What’s the hottest ski destination this winter? It’s not glitzy Verbier, glamorous Chamonix, or even Sochi, the host of the 2014 Winter Olympics. It’s in a country you probably don’t associate with skiing, if you think about this Balkan location at all. It’s a secret the Brits and the Russians have been trying to keep to themselves. But the secret is out. Bulgaria is the place to go.
In Southwestern Bulgaria, near the Greek and the Macedonian borders, you’ll find Bansko and the Pirin Mountains. It’s an area filled with ancient pine forests and crystal-clear lakes. The old town has timber houses, stone walls, and cobblestone streets. Roman ruins are nearby. But until recently, Bansko was more popular with livestock breeders and traveling merchants than winter sport enthusiasts.
But now Bansko is the country’s largest ski resort, with more than 40 miles of trails and powder until April. FIS Alpine World Cup events are even held here. Take the gondola up the mountain from Bansko. Todorka peak stands imposingly over the town. Stick to the Shiligarnika and the Plato trails, if you’re a beginner. Move to the Old Piste, the Chalin Valog, and the Todorka trails once you feel more comfortable. And those who ski regularly should head right to the Tomba trail. There’s a half-pipe for snowboarders, slalom and giant slalom runs for racers, and lights so you can keep skiing at night.
When you’re finished for the day, or at least need a break before returning for night skiing, take the shuttle back to your hotel. The Premier Luxury Mountain Resort may not have a very inspired name, but the lodge-style hotel is modern and cozy. Fireplaces warm the common areas, rooms have mountain views, and the spa is the perfect place to relax tired muscles. Get your blood flowing in a Kneipp Walk, loosen up in the hammam, and book a tired legs therapy treatment. You’ll be ready to return to the slopes in no time.
For dinner, you can eat at Amvrosia, the hotel’s fine-dining restaurant, or try a mehana in town for more traditional cuisine. You’ll pass the Glazne River, the high-walled Holy Trinity Church, and people covered in animal furs on your way to Baryakova. The restaurant has timber beams, embroidered tablecloths, and Banski staretz, a type of sausage you must try as an appetizer. The food here is hearty, and the musicians play local folk tunes. After dinner, go ice skating at Ledena Parzelka or watch a punk band at BaseCamp.

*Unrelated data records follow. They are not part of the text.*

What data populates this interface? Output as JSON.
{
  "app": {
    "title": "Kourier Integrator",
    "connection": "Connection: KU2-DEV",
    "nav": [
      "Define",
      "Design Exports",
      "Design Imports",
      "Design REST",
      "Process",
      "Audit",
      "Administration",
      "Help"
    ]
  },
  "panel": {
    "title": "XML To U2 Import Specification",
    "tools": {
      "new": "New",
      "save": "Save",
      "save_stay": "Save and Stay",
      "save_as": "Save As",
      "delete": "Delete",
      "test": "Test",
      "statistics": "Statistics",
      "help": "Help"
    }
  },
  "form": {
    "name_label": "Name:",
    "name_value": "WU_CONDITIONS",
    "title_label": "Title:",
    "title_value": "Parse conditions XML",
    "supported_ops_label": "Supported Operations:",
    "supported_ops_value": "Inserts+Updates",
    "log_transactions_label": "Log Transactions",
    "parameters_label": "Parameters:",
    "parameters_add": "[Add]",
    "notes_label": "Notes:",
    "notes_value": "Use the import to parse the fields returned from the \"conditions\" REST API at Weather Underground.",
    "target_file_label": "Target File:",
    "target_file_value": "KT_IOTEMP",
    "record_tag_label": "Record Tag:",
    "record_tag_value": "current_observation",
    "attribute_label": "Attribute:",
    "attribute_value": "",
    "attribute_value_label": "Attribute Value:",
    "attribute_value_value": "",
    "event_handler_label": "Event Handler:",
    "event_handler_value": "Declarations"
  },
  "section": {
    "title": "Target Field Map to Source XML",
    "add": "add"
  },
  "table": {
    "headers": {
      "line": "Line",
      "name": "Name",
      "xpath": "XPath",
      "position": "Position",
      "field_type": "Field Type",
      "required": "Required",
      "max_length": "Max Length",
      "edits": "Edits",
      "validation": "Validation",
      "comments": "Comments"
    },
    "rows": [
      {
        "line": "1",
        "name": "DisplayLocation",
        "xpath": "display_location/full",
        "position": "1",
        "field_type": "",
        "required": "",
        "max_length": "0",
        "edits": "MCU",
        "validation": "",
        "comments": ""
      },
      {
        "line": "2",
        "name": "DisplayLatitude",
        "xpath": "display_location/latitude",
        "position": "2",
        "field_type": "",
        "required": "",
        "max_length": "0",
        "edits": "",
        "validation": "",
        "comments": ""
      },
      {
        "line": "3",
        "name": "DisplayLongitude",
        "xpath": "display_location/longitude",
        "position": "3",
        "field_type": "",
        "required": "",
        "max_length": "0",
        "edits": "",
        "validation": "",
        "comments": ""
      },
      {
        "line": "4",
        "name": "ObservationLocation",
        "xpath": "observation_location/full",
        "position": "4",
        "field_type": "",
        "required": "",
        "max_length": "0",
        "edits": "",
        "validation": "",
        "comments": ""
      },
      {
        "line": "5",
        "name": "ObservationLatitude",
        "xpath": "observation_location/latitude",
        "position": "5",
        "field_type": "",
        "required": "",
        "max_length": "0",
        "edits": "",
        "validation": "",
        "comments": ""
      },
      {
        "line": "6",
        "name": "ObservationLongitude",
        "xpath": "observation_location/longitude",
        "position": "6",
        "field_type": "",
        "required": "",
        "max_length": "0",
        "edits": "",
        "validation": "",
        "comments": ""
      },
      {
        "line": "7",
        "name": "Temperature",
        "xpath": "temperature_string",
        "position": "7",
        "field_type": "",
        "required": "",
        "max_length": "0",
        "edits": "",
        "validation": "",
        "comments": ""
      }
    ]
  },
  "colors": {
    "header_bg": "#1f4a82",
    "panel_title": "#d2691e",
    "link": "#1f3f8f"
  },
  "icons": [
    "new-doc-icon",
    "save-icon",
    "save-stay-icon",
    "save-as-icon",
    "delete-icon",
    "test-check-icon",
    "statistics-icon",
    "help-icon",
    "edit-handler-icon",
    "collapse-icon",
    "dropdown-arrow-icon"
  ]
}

You could party the night away at one of the thumping clubs, but you prefer a nightcap at Nectar Bar back at the hotel. That way you’ll beat the crowds to the slopes in the morning, and you’ll have fresh powder all to yourself.